__WORK INSTRUCTION__: Return every entry below without altering a word.

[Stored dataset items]
==================================================
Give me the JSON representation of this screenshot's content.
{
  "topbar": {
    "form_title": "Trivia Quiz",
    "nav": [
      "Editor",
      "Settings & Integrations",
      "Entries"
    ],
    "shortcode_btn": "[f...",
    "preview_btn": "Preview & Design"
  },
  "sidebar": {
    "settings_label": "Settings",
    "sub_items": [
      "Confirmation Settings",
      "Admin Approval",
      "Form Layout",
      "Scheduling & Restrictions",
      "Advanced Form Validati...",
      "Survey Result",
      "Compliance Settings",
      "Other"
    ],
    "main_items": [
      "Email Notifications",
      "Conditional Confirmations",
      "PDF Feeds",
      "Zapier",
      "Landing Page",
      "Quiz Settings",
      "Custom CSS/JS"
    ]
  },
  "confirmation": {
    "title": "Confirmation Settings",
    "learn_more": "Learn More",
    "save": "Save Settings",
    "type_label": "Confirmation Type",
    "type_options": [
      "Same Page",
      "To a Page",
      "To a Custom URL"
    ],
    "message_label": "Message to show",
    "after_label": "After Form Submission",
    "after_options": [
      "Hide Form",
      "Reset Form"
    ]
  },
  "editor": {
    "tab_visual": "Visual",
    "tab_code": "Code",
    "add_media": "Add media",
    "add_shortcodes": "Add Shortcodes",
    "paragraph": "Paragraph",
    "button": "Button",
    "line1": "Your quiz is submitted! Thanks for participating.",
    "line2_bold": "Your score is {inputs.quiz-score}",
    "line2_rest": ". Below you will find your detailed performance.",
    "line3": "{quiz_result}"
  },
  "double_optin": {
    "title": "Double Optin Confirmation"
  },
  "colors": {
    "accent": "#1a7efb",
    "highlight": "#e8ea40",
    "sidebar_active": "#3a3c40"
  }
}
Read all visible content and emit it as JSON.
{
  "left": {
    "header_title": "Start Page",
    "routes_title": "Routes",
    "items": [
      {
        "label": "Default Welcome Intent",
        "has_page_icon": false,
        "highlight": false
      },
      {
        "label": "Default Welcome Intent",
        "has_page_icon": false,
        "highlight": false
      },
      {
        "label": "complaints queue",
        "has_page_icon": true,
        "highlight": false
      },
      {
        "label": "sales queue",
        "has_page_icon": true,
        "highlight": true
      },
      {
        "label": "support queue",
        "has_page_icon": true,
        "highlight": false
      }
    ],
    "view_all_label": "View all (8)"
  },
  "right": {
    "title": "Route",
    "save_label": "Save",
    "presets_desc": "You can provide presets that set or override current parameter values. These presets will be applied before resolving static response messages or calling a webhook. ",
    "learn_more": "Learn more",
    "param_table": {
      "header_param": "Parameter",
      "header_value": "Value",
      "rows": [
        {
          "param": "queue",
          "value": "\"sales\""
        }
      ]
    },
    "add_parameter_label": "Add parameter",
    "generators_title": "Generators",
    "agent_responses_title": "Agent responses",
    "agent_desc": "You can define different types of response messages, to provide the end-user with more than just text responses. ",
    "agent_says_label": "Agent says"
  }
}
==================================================
__ANSWER TO THIS TASK__:
Give me the JSON representation of this screenshot's content.
{
  "topbar": {
    "form_title": "Trivia Quiz",
    "nav": [
      "Editor",
      "Settings & Integrations",
      "Entries"
    ],
    "shortcode_btn": "[f...",
    "preview_btn": "Preview & Design"
  },
  "sidebar": {
    "settings_label": "Settings",
    "sub_items": [
      "Confirmation Settings",
      "Admin Approval",
      "Form Layout",
      "Scheduling & Restrictions",
      "Advanced Form Validati...",
      "Survey Result",
      "Compliance Settings",
      "Other"
    ],
    "main_items": [
      "Email Notifications",
      "Conditional Confirmations",
      "PDF Feeds",
      "Zapier",
      "Landing Page",
      "Quiz Settings",
      "Custom CSS/JS"
    ]
  },
  "confirmation": {
    "title": "Confirmation Settings",
    "learn_more": "Learn More",
    "save": "Save Settings",
    "type_label": "Confirmation Type",
    "type_options": [
      "Same Page",
      "To a Page",
      "To a Custom URL"
    ],
    "message_label": "Message to show",
    "after_label": "After Form Submission",
    "after_options": [
      "Hide Form",
      "Reset Form"
    ]
  },
  "editor": {
    "tab_visual": "Visual",
    "tab_code": "Code",
    "add_media": "Add media",
    "add_shortcodes": "Add Shortcodes",
    "paragraph": "Paragraph",
    "button": "Button",
    "line1": "Your quiz is submitted! Thanks for participating.",
    "line2_bold": "Your score is {inputs.quiz-score}",
    "line2_rest": ". Below you will find your detailed performance.",
    "line3": "{quiz_result}"
  },
  "double_optin": {
    "title": "Double Optin Confirmation"
  },
  "colors": {
    "accent": "#1a7efb",
    "highlight": "#e8ea40",
    "sidebar_active": "#3a3c40"
  }
}
Read all visible content and emit it as JSON.
{
  "left": {
    "header_title": "Start Page",
    "routes_title": "Routes",
    "items": [
      {
        "label": "Default Welcome Intent",
        "has_page_icon": false,
        "highlight": false
      },
      {
        "label": "Default Welcome Intent",
        "has_page_icon": false,
        "highlight": false
      },
      {
        "label": "complaints queue",
        "has_page_icon": true,
        "highlight": false
      },
      {
        "label": "sales queue",
        "has_page_icon": true,
        "highlight": true
      },
      {
        "label": "support queue",
        "has_page_icon": true,
        "highlight": false
      }
    ],
    "view_all_label": "View all (8)"
  },
  "right": {
    "title": "Route",
    "save_label": "Save",
    "presets_desc": "You can provide presets that set or override current parameter values. These presets will be applied before resolving static response messages or calling a webhook. ",
    "learn_more": "Learn more",
    "param_table": {
      "header_param": "Parameter",
      "header_value": "Value",
      "rows": [
        {
          "param": "queue",
          "value": "\"sales\""
        }
      ]
    },
    "add_parameter_label": "Add parameter",
    "generators_title": "Generators",
    "agent_responses_title": "Agent responses",
    "agent_desc": "You can define different types of response messages, to provide the end-user with more than just text responses. ",
    "agent_says_label": "Agent says"
  }
}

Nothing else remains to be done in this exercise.